- You have to replace other parts of the solution to make the new parts work. We’ve all been there. You have 4 libraries that don’t work with the new framework. If you start the implementation of new technology, you’ll want to check on each interconnected framework and library prior to beginning to do so, if only so you can properly estimate the time required.
- Solutions come with new licensing requirements. As noted, most modern projects are ecosystems of dozens of open and closed source libraries (if not more). Many teams now keep a document, or entire database, of the types of licensing used for each of the building blocks that make up the stack of a given application. Each time you update to a new version, you’ll want to first validate that you aren’t entering into an entirely new set of licensing terms.
- Initial tests go poorly. OK, so you don’t need to scrap a project just because projects where you attempt to scratch the surface go poorly. I like to start with some small wins, stick my toes in the water, and then re-evaluate timelines based on how the initial tests go. You want to get some nice momentum on the burn down chart before you head into deeper waters when doing larger development projects.

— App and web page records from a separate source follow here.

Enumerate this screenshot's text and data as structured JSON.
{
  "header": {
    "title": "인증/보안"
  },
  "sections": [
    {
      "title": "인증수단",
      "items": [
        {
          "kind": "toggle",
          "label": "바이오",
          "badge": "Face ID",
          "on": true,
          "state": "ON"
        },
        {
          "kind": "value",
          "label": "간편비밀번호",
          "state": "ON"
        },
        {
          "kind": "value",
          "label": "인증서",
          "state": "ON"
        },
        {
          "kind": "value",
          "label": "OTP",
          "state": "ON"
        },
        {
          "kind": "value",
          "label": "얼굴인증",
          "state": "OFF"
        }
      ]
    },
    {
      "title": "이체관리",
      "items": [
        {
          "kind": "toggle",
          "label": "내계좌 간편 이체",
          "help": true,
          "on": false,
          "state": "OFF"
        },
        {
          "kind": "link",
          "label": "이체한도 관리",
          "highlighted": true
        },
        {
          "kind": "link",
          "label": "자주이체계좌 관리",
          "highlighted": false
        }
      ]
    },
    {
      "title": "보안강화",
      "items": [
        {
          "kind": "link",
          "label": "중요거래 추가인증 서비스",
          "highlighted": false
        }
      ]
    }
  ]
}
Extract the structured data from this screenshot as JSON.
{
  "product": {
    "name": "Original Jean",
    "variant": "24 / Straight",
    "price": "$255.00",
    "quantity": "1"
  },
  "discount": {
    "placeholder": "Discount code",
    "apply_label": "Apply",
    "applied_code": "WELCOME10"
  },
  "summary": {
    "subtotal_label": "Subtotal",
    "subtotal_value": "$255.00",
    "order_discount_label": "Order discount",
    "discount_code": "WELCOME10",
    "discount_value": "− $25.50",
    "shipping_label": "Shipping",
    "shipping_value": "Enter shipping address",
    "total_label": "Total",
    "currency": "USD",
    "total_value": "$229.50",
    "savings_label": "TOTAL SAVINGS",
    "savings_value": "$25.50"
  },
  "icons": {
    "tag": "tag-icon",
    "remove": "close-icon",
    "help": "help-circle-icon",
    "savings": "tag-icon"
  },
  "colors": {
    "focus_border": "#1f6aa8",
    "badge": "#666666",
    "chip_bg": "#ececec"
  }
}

- You can’t compartmentalize the new technology. Let’s say you’re implementing React Native into an application. You already have a user interface that users have been using for, in some cases, several years. Can you implement React on a screen-by-screen basis, or given the architecture of your existing app, will you have to do the whole thing at once? If you can’t compartmentalize the new technology, is it really right for you?
- You are spending more to pay down technical debt than on new features. Mature products often get you into a place where you’re spending more to keep up with your existing code base than you spend to implement new features in your tools. When you get into this kind of scenario, you definitely need to stop accruing technical debt; however, you should re-evaluate whether a much larger rewrite would be more appropriate than fixing little things here and there.
- Your goal can be accomplished in another way. Let’s say you have an API, and you never bothered to ship documentation on using the API. This is actually pretty common. There are tools like HATEOAS (https://spring.io/understanding/HATEOAS) that can allow you to basically self-document the API within the API. Is it better to do that or publish a quick PDF on using the API? Either way, you need the PDF. Most of us would, if time allowed, prefer to go the HATEOAS route; however, again, we have to be judicious with our time.
Ultimately, we all have a limited pool of resources. And as our solutions grow, the amount of effort required to update parts of the code will grow as well. A lot of these tips involve taking into account the resources required to update the building blocks of a larger application, or project or timing. There’s no doubt that the longer you incur the debt on each of your initiatives, the more interest each incurs. But sometimes, it’s important to keep a larger picture in mind.
With limited resources, there is no right answer when it comes to keeping your code modern. You don’t want to accrue too much technical debt. Otherwise code will become unwieldy and developers will run away from your organization when they realize just how much of a hurdle it will be to update your code. But you have to implement new technology in order to keep from keeping up with 30+ year old FORTRAN code in 2016. Next time product management and developers compete for prioritization, check these tips, and see if you’re going down the FORTRAN route, or keeping too modern; hopefully it’s somewhere in the middle.
krypted August 11th, 2016
Posted In: Articles and Books, Product Management, Programming
reasons not to pay down tech debt